━━ Records to use
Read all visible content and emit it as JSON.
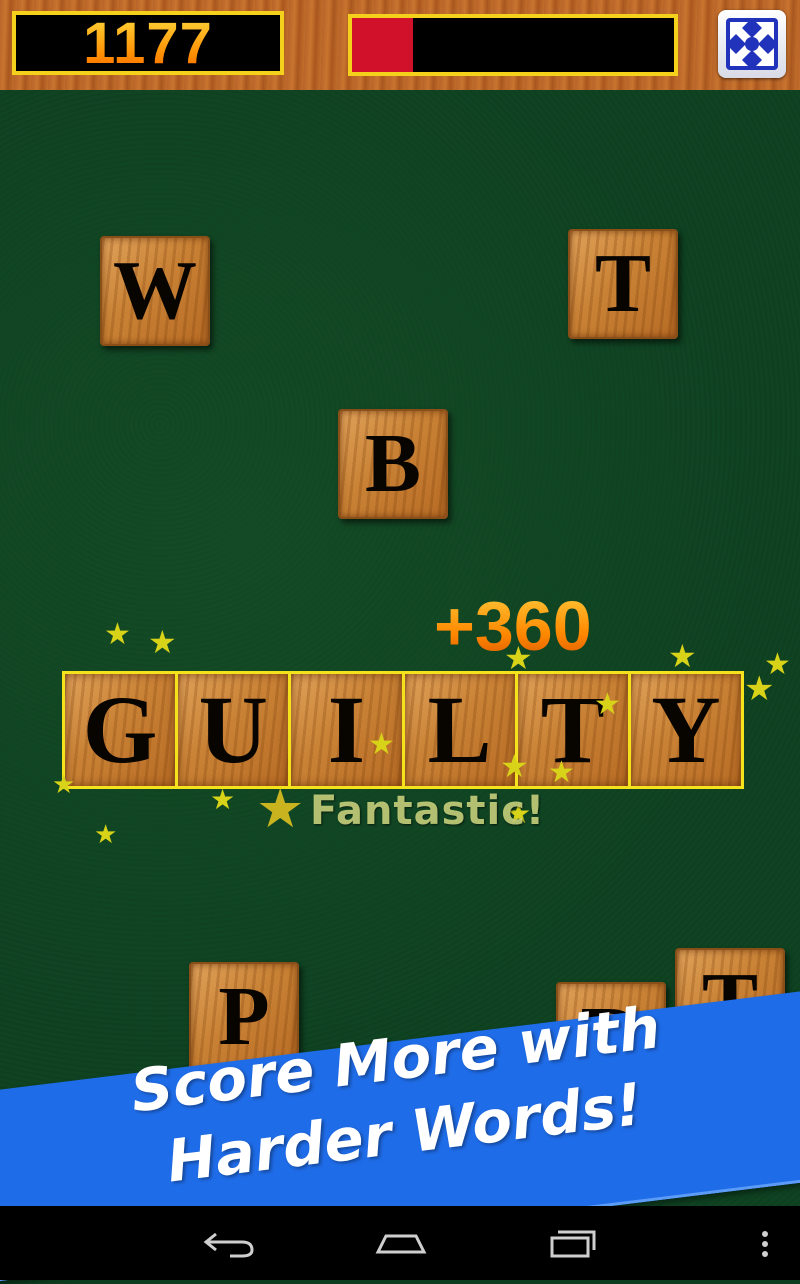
{
  "score": "1177",
  "progress": {
    "fraction": 0.19
  },
  "menu": {
    "icon": "shrink-arrows-icon"
  },
  "falling_tiles": [
    {
      "letter": "W"
    },
    {
      "letter": "T"
    },
    {
      "letter": "B"
    },
    {
      "letter": "P"
    },
    {
      "letter": "R"
    },
    {
      "letter": "T"
    }
  ],
  "word": {
    "letters": [
      "G",
      "U",
      "I",
      "L",
      "T",
      "Y"
    ]
  },
  "points_popup": "+360",
  "praise": "Fantastic!",
  "banner": {
    "line1": "Score More with",
    "line2": "Harder Words!"
  },
  "navbar": {
    "back": "back-icon",
    "home": "home-icon",
    "recents": "recents-icon",
    "menu": "overflow-menu-icon"
  }
}
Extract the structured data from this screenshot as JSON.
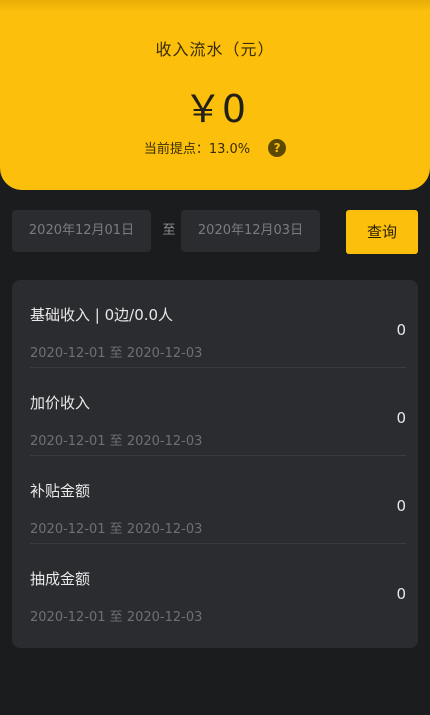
{
  "header": {
    "title": "收入流水（元）",
    "amount": "￥0",
    "rate_label": "当前提点：13.0%",
    "help_icon": "question-circle-icon"
  },
  "filter": {
    "start_date": "2020年12月01日",
    "separator": "至",
    "end_date": "2020年12月03日",
    "query_label": "查询"
  },
  "items": [
    {
      "label": "基础收入 | 0边/0.0人",
      "date_range": "2020-12-01 至 2020-12-03",
      "value": "0"
    },
    {
      "label": "加价收入",
      "date_range": "2020-12-01 至 2020-12-03",
      "value": "0"
    },
    {
      "label": "补贴金额",
      "date_range": "2020-12-01 至 2020-12-03",
      "value": "0"
    },
    {
      "label": "抽成金额",
      "date_range": "2020-12-01 至 2020-12-03",
      "value": "0"
    }
  ],
  "colors": {
    "accent": "#fcc00c",
    "background": "#1b1c1e",
    "card": "#2b2c2f"
  }
}
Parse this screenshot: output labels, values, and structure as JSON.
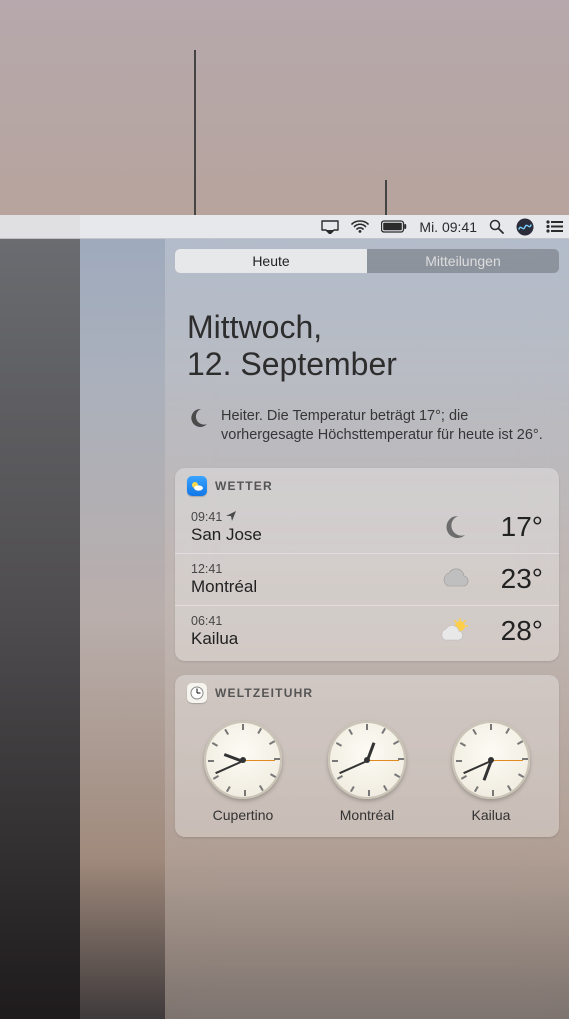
{
  "menubar": {
    "clock": "Mi. 09:41"
  },
  "callouts": {},
  "tabs": {
    "today": "Heute",
    "notifications": "Mitteilungen"
  },
  "date": {
    "line1": "Mittwoch,",
    "line2": "12. September"
  },
  "summary": {
    "text": "Heiter. Die Temperatur beträgt 17°; die vorhergesagte Höchsttemperatur für heute ist 26°."
  },
  "weather": {
    "title": "WETTER",
    "rows": [
      {
        "time": "09:41",
        "city": "San Jose",
        "icon": "moon",
        "temp": "17°",
        "is_current_location": true
      },
      {
        "time": "12:41",
        "city": "Montréal",
        "icon": "cloud",
        "temp": "23°",
        "is_current_location": false
      },
      {
        "time": "06:41",
        "city": "Kailua",
        "icon": "suncloud",
        "temp": "28°",
        "is_current_location": false
      }
    ]
  },
  "worldclock": {
    "title": "WELTZEITUHR",
    "clocks": [
      {
        "city": "Cupertino",
        "h": 9,
        "m": 41,
        "s": 15
      },
      {
        "city": "Montréal",
        "h": 12,
        "m": 41,
        "s": 15
      },
      {
        "city": "Kailua",
        "h": 6,
        "m": 41,
        "s": 15
      }
    ]
  }
}
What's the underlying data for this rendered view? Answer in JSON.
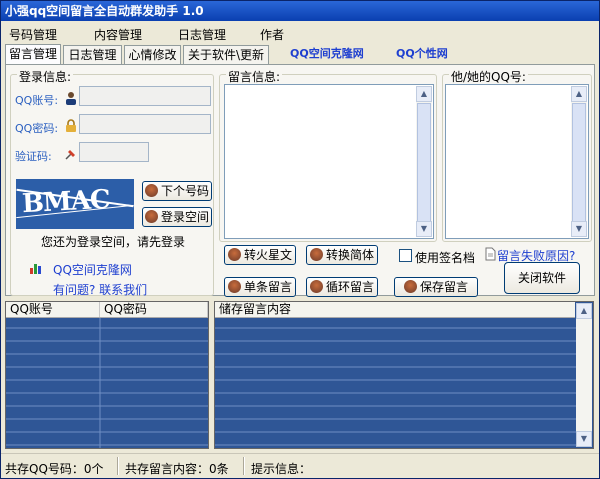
{
  "window": {
    "title": "小强qq空间留言全自动群发助手 1.0"
  },
  "menu": {
    "items": [
      "号码管理",
      "内容管理",
      "日志管理",
      "作者"
    ]
  },
  "tabs": [
    "留言管理",
    "日志管理",
    "心情修改",
    "关于软件\\更新"
  ],
  "top_links": {
    "clone": "QQ空间克隆网",
    "personal": "QQ个性网"
  },
  "login": {
    "group_title": "登录信息:",
    "qq_label": "QQ账号:",
    "pwd_label": "QQ密码:",
    "code_label": "验证码:",
    "qq_value": "",
    "pwd_value": "",
    "code_value": "",
    "captcha_text": "BMAC",
    "next_button": "下个号码",
    "login_button": "登录空间",
    "notice": "您还为登录空间，请先登录",
    "clone_link": "QQ空间克隆网",
    "contact_link": "有问题? 联系我们"
  },
  "message": {
    "group_title": "留言信息:",
    "target_title": "他/她的QQ号:",
    "btn_mars": "转火星文",
    "btn_simplified": "转换简体",
    "sign_checkbox": "使用签名档",
    "sign_checked": false,
    "fail_link": "留言失败原因?",
    "btn_single": "单条留言",
    "btn_loop": "循环留言",
    "btn_save": "保存留言",
    "btn_close": "关闭软件"
  },
  "grid_left": {
    "columns": [
      "QQ账号",
      "QQ密码"
    ]
  },
  "grid_right": {
    "columns": [
      "储存留言内容"
    ]
  },
  "status": {
    "qq_count": "共存QQ号码：0个",
    "msg_count": "共存留言内容：0条",
    "hint": "提示信息："
  },
  "colors": {
    "title_bar": "#0a3fb0",
    "grid_bg": "#2f5696",
    "link": "#1e3fd0"
  }
}
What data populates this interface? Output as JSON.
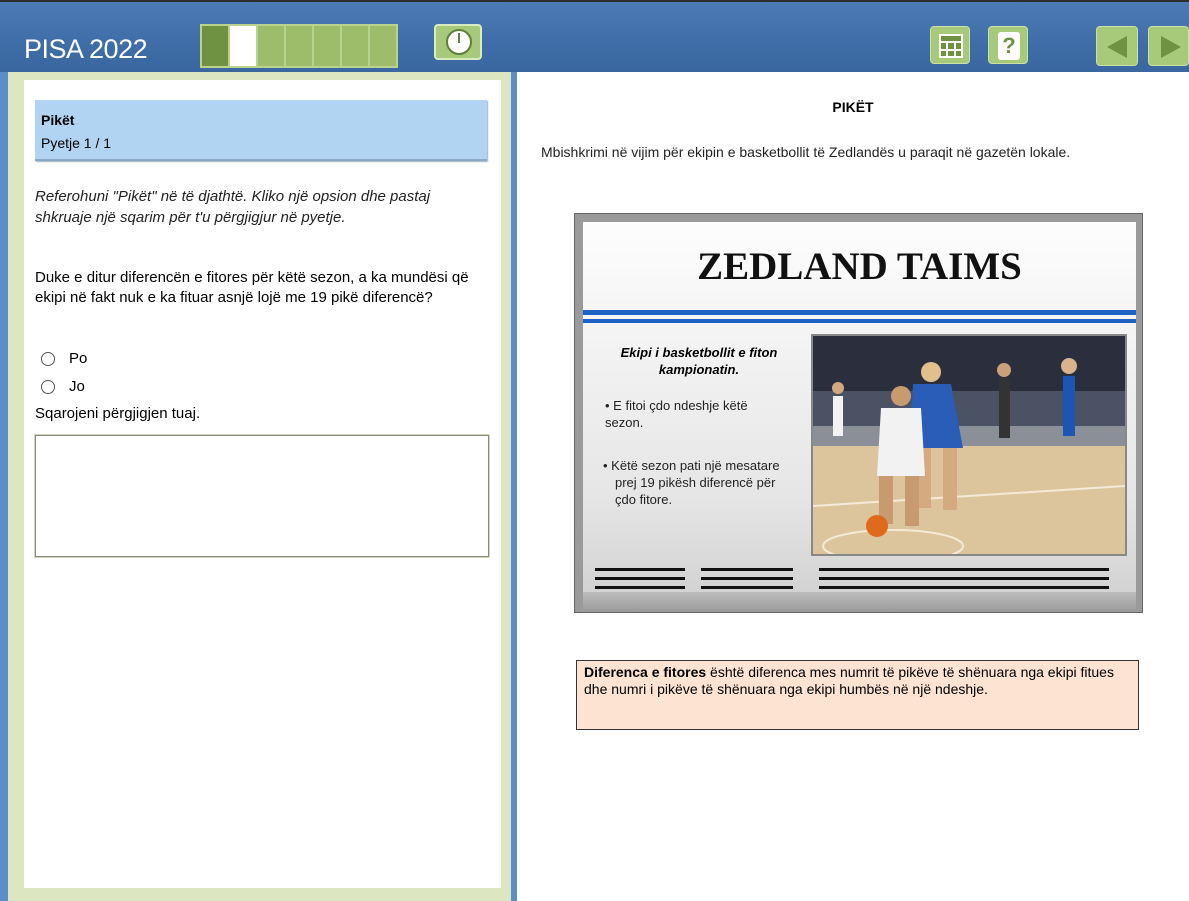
{
  "header": {
    "app_title": "PISA 2022",
    "progress": {
      "total_segments": 7,
      "current_segment": 2
    },
    "tools": [
      "calculator-icon",
      "help-icon",
      "previous-arrow-icon",
      "next-arrow-icon",
      "timer-icon"
    ]
  },
  "question_panel": {
    "unit_title": "Pikët",
    "question_counter": "Pyetje 1 / 1",
    "instructions": "Referohuni \"Pikët\" në të djathtë. Kliko një opsion dhe pastaj shkruaje një sqarim për t'u përgjigjur në pyetje.",
    "question": "Duke e ditur diferencën e fitores për këtë sezon, a ka mundësi që ekipi në fakt nuk e ka fituar asnjë lojë me 19 pikë diferencë?",
    "options": [
      {
        "label": "Po"
      },
      {
        "label": "Jo"
      }
    ],
    "explain_prompt": "Sqarojeni përgjigjen tuaj.",
    "answer_value": ""
  },
  "stimulus_panel": {
    "title": "PIKËT",
    "intro": "Mbishkrimi në vijim për ekipin e basketbollit të Zedlandës u paraqit në gazetën lokale.",
    "newspaper": {
      "masthead": "ZEDLAND TAIMS",
      "headline": "Ekipi i basketbollit e fiton kampionatin.",
      "bullets": [
        "E fitoi çdo ndeshje këtë sezon.",
        "Këtë sezon pati një mesatare prej 19 pikësh diferencë për çdo fitore."
      ]
    },
    "definition_term": "Diferenca e fitores",
    "definition_text": " është diferenca mes numrit të pikëve të shënuara nga ekipi fitues dhe numri i pikëve të shënuara nga ekipi humbës në një ndeshje."
  },
  "colors": {
    "header_blue": "#3f6ea8",
    "tool_green": "#a7c97a",
    "question_header_blue": "#b0d4f1",
    "definition_bg": "#fde3d2",
    "masthead_rule_blue": "#1d63c5"
  }
}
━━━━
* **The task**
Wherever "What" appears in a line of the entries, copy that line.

* **Answer space**
What's the underlying data for this rendered view? Answer in JSON.
What data populates this interface? Output as JSON.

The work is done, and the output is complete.